What’s more, my new body is just not suited to dresses. Although my bust hasn’t settled into it’s new size and shape yet, it’s still considerably larger than I’m used to. My trusty old A/B cups are currently DDs, so dresses that fit on the waist downright refuse to zip above my ribcage. And I’ve always been a dress-loving gal – my signature look, if I had one, would be fit ‘n’ flare with a cardigan, really. No longer an option.

So, I decided to go down a sort of 40s meets 70s route, looking for pleated tartan skirts and kilts to wear with knee high boots and knitwear. I also began to check out what the bustier lasses in the public eye were wearing, such as the very lovely Lydia Rose Bewley (a modern day Fanny Cornforth if ever I saw one!) and the unbelievably stunning Kat Denning.



The answer, it seems, lies in good scaffolding. Something, fruastratingly enough, that I can’t do much about until I settle into my post-breastfeeding shape.

So, in the meantime I’ll have to wrack my brains for old-school Gok advice on dressing up bangers – I seem to remember something about V-necks, long-line cardis, necklaces and scarves?

As for the confidence crisis, if I’m completely honest, I’m just not especially happy in my skin right now. For all the excitement of a potential new wardrobe I feel heavy and shapeless, frumpy and plain unattractive. But two compliments I received yesterday inspired me to question why this should be.

I took the boys into Solihull for a shopping trip, to browse a few charity shops and nip into Marks to spend some vouchers I had been given on a new pair of work boots. A shop assistant in Marks held the lift for me and cooed over the boys. She asked how old they were, looked me up and down and said “Crikey – you look good on it!” I was so taken aback, all I could do was call “Thank you!” through the closing doors.

In one of the charity shops I picked up a knitted green jacket from Laura Ashley and a tweed pencil skirt with tags on from TU. As I paid, one of the volunteers asked, again how old the boys were. I told her, and she gestured at me and said:
“And look at you – everything back in place again already!”.
Again I was surprised, but I chuckled and replied “Not at all – I’m shopping for a whole new work wardrobe because none of my old clothes fit any more!” And she replied…

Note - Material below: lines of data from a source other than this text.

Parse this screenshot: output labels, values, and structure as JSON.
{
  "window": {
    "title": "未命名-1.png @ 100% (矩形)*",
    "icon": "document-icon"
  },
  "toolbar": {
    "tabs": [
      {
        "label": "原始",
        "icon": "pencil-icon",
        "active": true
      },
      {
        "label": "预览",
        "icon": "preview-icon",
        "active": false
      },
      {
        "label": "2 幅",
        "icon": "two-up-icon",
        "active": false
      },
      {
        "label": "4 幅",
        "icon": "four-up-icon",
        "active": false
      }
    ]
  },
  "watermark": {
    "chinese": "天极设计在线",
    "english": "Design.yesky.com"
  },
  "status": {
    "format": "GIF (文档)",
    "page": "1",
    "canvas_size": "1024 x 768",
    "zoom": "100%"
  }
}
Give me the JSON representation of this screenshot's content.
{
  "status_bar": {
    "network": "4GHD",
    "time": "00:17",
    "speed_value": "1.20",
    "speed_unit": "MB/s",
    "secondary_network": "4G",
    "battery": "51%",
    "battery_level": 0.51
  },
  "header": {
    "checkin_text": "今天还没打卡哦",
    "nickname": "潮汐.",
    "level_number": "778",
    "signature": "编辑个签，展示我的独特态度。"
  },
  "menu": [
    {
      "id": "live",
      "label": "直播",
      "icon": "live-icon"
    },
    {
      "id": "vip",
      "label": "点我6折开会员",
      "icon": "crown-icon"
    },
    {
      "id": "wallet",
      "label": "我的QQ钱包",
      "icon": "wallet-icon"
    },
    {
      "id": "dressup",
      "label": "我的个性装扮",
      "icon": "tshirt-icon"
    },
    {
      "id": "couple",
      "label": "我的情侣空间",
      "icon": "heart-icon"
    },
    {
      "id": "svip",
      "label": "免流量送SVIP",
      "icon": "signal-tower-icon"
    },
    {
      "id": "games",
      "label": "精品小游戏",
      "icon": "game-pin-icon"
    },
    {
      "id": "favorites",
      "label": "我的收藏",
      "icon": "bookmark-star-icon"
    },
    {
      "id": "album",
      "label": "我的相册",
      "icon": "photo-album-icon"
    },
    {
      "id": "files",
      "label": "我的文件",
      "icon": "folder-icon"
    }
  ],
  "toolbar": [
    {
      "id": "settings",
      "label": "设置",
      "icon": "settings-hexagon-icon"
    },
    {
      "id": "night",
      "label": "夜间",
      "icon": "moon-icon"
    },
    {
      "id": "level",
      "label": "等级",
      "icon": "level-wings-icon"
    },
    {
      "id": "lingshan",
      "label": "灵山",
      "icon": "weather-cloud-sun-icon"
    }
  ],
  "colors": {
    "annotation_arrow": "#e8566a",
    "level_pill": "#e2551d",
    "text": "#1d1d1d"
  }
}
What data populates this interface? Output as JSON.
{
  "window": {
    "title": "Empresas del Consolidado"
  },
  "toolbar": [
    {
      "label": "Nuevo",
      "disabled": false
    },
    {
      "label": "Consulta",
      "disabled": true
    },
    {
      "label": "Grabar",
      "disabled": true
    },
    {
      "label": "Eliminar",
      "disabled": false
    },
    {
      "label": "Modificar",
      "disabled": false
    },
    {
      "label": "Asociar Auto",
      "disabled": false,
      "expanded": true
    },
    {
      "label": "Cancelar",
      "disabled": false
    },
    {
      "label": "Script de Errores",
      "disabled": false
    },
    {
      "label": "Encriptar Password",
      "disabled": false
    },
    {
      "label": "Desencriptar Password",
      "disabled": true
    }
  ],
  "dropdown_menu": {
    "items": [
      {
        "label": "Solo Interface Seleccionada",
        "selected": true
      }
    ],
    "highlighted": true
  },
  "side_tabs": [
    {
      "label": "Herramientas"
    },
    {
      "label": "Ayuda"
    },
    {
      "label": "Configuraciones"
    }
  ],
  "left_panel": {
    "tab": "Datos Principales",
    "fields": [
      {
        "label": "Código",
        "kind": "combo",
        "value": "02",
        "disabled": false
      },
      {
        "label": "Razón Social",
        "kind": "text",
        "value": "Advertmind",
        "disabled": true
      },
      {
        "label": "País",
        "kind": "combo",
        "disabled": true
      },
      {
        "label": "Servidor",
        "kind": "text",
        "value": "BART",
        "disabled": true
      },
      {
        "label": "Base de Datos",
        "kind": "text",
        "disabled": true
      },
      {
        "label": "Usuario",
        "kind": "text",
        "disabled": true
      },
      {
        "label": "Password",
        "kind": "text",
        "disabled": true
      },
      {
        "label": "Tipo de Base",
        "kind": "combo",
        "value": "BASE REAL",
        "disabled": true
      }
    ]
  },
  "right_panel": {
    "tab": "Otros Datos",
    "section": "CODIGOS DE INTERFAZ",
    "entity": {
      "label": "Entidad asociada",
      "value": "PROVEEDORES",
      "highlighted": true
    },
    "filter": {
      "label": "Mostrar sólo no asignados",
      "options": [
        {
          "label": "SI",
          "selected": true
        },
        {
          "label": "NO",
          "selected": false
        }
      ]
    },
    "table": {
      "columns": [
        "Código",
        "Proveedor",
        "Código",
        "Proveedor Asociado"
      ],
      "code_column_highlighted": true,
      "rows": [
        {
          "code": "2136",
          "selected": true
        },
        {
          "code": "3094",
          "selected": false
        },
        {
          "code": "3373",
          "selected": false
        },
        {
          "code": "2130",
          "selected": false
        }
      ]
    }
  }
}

“Ahhh. It’s all relative, isn’t it!”

And I realised for the first time the very great extent to which this throwaway comment I’ve so often made in the past is true. Weight gain and loss is nothing to do with numbers, dress sizes, weights, measurements. It’s to do with what you are used to, what makes you feel good about you.

Now I’ve just got to get back to what feels good on me once again!

Copying Kate: AW looks inpired by a Duchess!

Ok, you may be sensing a bit of Kate-no-longer-Middleton love going on on this here blog. But I’m not ashamed to admit that I dig the girl’s style – she does the coat-dress-combo to perfection, and get a load of the hat action!

You know I’m going to be channeling this look come winter – it’s a more polished take on Kirstie Allsopp’s look from last year. (ASOS have a basic fake fur version available for £20 in black or brown.)

I’m also an enormous fan of all things velvet, and all things “beret”. Which puts this coat and beret pairing high up my must-find list.

Which leaves me with a vintage shopping list that looks something like:

  • Fur hat
  • moulded beret
  • velvet – well, anything really!
  • waisted evening coats/coat dresses (perfect for my baby brother’s wedding in Glasgow come October!)

Wishlist: Liberty “frilly pinny” sewing classes

Ok, so I know it’s just a frilly pinny, and for £75 I could probably attend a workshop teaching me something far more exciting, or useful, even… But the £75, well, it includes Liberty fabric. And there’s just something very exciting about the idea of going to sewing classes actually inside the Liberty store!

As a compromise, however, I have added The Liberty Book of Home Sewing to my amazon wishlist. It’s not out until October, which gives me some time to work through my current stash before I start craving more Liberty prints…